Growing older with HIV in the Treat-All Era

Webinar: Growing older with HIV in the Treat-All Era

Tue, 7 Feb 2023

4:00 - 5:00pm [CET]


As access to antiretroviral therapy has improved significantly, the ageing population living with HIV has grown rapidly. UNAIDS estimates that the number of people aged 50 years or older living with HIV globally increased from 5.4 million in 2015 to 8.1 million in 2020. This means that HIV services must develop and strengthen interventions that address the evolving health needs of an ageing population beyond just HIV care.

JIAS vol 25 supplement 4

While the “lifespan” of people living with HIV has increased, the HIV response must now shift focus towards increasing the “healthspan” – the overall health and quality of life of people growing older with HIV. There is an urgent need to better understand the myriad of unprecedented and unique health challenges that growing older with HIV entails.

This webinar will feature Guest Editors and authors of the recent special issue of the Journal of the International AIDS Society, “Growing older with HIV in the Treat-All Era”.

Join us in a discussion with:

  • Aggrey S Semeere, IDI-Makerere University, Uganda
  • Katy Godfrey, Office of the Global AIDS Coordinator, United States
  • Heidi M Crane, University of Washington, United States
  • Kate Murzin, Realize, Canada
  • Kenneth H Mayer, JIAS Editor-in-Chief, United States
  • Linda Aurpibul, Research Institute for Health Sciences, Chiang Mai University, Thailand
  • Jules Levin, National AIDS Treatment Advocacy Project, United States
  • Reena Rajasuriar, University Malaya, Malaysia
  • Zahra Reynolds, Massachusetts General Hospital, United States

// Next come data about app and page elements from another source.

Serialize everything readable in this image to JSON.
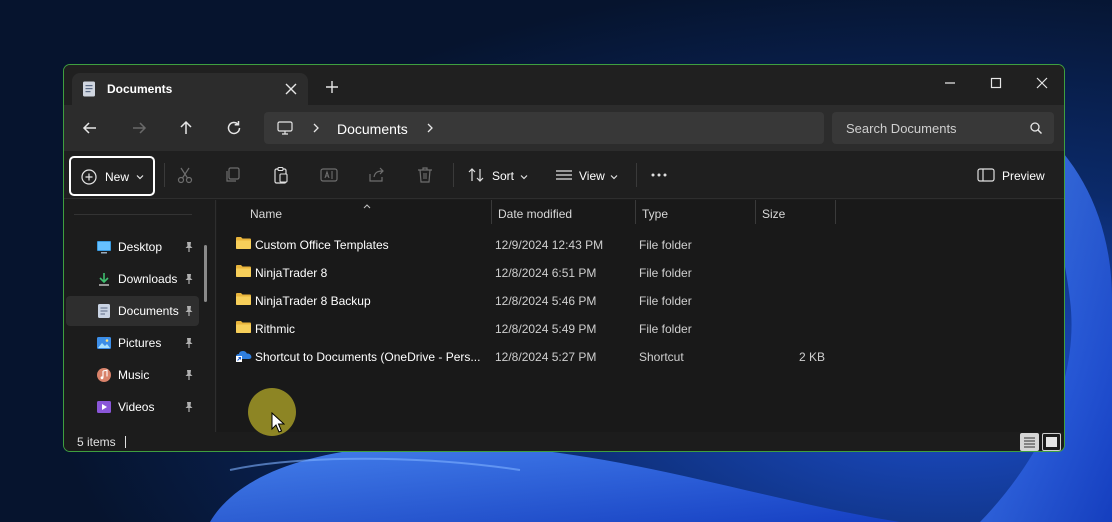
{
  "window": {
    "tab_title": "Documents",
    "accent_border": "#3f9f3f"
  },
  "navigation": {
    "breadcrumb": "Documents",
    "search_placeholder": "Search Documents"
  },
  "toolbar": {
    "new_label": "New",
    "sort_label": "Sort",
    "view_label": "View",
    "preview_label": "Preview"
  },
  "sidebar": {
    "items": [
      {
        "label": "Desktop",
        "icon": "desktop-icon",
        "pinned": true
      },
      {
        "label": "Downloads",
        "icon": "download-icon",
        "pinned": true
      },
      {
        "label": "Documents",
        "icon": "document-icon",
        "pinned": true,
        "selected": true
      },
      {
        "label": "Pictures",
        "icon": "pictures-icon",
        "pinned": true
      },
      {
        "label": "Music",
        "icon": "music-icon",
        "pinned": true
      },
      {
        "label": "Videos",
        "icon": "videos-icon",
        "pinned": true
      }
    ]
  },
  "filelist": {
    "columns": [
      "Name",
      "Date modified",
      "Type",
      "Size"
    ],
    "rows": [
      {
        "name": "Custom Office Templates",
        "date": "12/9/2024 12:43 PM",
        "type": "File folder",
        "size": "",
        "icon": "folder-icon"
      },
      {
        "name": "NinjaTrader 8",
        "date": "12/8/2024 6:51 PM",
        "type": "File folder",
        "size": "",
        "icon": "folder-icon"
      },
      {
        "name": "NinjaTrader 8 Backup",
        "date": "12/8/2024 5:46 PM",
        "type": "File folder",
        "size": "",
        "icon": "folder-icon"
      },
      {
        "name": "Rithmic",
        "date": "12/8/2024 5:49 PM",
        "type": "File folder",
        "size": "",
        "icon": "folder-icon"
      },
      {
        "name": "Shortcut to Documents (OneDrive - Pers...",
        "date": "12/8/2024 5:27 PM",
        "type": "Shortcut",
        "size": "2 KB",
        "icon": "onedrive-shortcut-icon"
      }
    ]
  },
  "status": {
    "item_count": "5 items"
  }
}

Please help us inform others of this exciting webinar by sharing and promoting this invitation across your networks.

For inquiries or further information, please contact


view slides


watch recording

The IAS promotes the use of non-stigmatizing, people-first language. The translations are all automated in the interest of making our content as widely accessible as possible. Regretfully, they may not always adhere to the people-first language of the original version.